In this lesson, students create an oral presentation that uses a visual aid to sell their books to their classmates with the goal of trying to get their classmates interested in reading the book.
Who owns what you compose? Who controls what happens with the words, images, music, sounds, videos that you create? What rights do you have to use other people’s compositions? This unit plan focuses on helping students find answers to these questions. Students explore a range of resources on fair use and copyright then design their own audio public service announcements (PSAs), to be broadcast over the school’s public address system. Students begin by completing a survey about fair use. Students discuss their responses to the survey and then research facts about fair use and copyright. Next, students become familiar with PSAs before writing and producing their own announcements, which are shared with other students. Work can also be published as podcasts on the Internet.

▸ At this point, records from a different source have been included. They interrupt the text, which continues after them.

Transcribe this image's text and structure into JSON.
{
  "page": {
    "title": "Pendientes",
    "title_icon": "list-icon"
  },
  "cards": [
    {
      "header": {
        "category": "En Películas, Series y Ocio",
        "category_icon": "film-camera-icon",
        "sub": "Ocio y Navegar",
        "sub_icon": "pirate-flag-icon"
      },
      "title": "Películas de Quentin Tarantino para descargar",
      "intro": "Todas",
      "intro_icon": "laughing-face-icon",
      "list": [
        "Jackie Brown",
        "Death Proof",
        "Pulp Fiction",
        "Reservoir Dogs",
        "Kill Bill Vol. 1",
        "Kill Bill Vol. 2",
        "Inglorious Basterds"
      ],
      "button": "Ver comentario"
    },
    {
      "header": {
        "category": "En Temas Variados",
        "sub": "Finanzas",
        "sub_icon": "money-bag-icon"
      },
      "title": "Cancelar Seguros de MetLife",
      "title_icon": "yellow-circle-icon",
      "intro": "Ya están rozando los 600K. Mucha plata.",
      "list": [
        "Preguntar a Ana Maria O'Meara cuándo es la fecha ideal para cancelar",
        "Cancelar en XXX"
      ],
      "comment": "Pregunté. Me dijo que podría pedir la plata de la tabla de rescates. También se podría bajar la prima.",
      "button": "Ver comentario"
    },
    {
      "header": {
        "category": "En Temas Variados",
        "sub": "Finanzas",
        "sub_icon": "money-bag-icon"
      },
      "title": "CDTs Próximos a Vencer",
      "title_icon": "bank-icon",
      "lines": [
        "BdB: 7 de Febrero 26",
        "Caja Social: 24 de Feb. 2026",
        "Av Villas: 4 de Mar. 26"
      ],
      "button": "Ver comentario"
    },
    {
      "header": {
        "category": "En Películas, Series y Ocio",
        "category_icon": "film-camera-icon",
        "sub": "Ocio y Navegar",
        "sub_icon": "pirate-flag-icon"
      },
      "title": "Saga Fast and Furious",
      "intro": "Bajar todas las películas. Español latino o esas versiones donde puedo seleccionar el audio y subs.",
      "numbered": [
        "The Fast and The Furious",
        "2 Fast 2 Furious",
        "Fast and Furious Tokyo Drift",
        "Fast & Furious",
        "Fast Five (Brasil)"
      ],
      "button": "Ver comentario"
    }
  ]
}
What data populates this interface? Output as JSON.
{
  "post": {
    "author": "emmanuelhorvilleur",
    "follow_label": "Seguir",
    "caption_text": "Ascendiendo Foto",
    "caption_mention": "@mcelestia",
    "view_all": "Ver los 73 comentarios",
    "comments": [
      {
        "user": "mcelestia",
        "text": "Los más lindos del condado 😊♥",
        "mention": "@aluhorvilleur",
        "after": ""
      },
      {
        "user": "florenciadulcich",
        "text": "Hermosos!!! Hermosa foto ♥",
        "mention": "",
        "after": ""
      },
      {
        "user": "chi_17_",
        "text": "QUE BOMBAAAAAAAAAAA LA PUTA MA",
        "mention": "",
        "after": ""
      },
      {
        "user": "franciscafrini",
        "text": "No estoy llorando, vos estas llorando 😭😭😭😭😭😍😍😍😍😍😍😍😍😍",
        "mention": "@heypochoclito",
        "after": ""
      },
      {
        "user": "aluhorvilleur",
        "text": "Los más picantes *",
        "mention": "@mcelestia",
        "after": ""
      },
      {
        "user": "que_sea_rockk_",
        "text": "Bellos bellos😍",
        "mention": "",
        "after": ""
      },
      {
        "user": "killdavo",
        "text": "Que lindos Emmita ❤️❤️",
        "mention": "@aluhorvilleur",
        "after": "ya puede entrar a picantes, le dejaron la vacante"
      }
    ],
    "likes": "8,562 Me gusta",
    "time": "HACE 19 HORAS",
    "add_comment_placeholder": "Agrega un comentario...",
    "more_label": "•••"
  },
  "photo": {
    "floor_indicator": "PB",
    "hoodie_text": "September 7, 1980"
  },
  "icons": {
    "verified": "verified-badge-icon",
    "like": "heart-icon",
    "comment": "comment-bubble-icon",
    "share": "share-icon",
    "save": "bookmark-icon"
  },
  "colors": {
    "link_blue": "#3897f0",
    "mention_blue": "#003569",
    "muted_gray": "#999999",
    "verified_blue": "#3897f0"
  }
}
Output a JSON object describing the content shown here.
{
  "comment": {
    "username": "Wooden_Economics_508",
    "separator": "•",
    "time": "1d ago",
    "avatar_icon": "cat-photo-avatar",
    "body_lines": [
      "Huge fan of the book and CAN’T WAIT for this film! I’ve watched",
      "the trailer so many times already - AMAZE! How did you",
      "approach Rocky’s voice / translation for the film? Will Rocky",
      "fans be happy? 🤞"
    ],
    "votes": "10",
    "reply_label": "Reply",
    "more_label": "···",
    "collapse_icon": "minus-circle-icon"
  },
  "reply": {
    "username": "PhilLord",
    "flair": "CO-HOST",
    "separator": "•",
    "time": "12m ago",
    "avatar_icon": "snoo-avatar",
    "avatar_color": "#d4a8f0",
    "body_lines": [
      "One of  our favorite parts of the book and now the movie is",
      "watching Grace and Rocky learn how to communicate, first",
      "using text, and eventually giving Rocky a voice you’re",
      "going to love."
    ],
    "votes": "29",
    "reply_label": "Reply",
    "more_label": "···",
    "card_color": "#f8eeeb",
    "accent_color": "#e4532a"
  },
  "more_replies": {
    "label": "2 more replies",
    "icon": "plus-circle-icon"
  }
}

In this lesson, students will explain steps to guide another student to reproduce a drawing. Students will also do peer evaluations critiquing articulation abilities.
This article describes scientists Ken and Molly Glanderâ€™s research on the eating habits of howler monkeys in Costa Rica. In this CCSS lesson, students will explore this story through text dependent questions, academic vocabulary, and writing assignments.
Nine choices on a choice board for student projects. Can be "pick one" or more than one. Currently based on the topic Environment, but can easily be remixed to any topic.
Chuck Close is an American artist who overcomes many obstacles in his life, both unexpected and self-induced. He overcame his first obstacle early in his childhood when he didnâ€™t let his learning disorder stop him from becoming an artist. Later in his career, doctors told him his career was finished, but Chuck found a way to continue painting without full use of his body. In this CCSS lesson students will explore this story through text dependent questions, academic vocabulary, and writing assignments.
This lesson employs scientific observation, descriptive writing, sketching, reading, investigation, and poetry writing to train students to use their senses and focus their attention. The lesson is designed to enhance cognitive skills used in nearly every discipline and can serve as a prelude to an inquiry project, scientific investigation, art project, or descriptive writing assignment.